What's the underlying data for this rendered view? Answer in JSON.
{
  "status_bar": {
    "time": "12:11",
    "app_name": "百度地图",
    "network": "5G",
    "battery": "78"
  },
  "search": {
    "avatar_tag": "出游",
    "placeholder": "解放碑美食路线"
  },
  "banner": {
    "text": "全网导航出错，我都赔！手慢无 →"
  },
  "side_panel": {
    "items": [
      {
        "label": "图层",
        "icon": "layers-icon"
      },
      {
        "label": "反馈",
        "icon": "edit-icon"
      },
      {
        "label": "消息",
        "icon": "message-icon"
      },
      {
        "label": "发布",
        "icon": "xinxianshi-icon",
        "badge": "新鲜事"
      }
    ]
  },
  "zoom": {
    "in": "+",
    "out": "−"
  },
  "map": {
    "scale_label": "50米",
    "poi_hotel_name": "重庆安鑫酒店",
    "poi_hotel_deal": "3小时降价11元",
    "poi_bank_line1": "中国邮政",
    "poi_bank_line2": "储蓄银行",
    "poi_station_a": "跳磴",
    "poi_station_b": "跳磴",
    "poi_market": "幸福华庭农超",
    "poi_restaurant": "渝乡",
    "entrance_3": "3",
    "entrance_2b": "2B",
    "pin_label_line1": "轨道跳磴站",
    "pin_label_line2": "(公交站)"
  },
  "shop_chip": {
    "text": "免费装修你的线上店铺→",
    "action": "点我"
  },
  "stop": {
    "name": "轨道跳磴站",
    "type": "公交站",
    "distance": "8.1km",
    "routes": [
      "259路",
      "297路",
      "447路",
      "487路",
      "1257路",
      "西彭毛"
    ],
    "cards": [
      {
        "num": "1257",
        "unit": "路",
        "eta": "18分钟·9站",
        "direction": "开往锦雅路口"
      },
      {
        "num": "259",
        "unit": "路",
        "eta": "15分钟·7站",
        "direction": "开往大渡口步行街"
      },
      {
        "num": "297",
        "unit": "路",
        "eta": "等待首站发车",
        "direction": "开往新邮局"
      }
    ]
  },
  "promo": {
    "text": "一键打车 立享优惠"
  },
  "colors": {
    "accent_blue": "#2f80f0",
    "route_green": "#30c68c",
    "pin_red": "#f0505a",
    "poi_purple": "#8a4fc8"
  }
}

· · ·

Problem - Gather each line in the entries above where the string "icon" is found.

Answer -
        "icon": "layers-icon"
        "icon": "edit-icon"
        "icon": "message-icon"
        "icon": "xinxianshi-icon",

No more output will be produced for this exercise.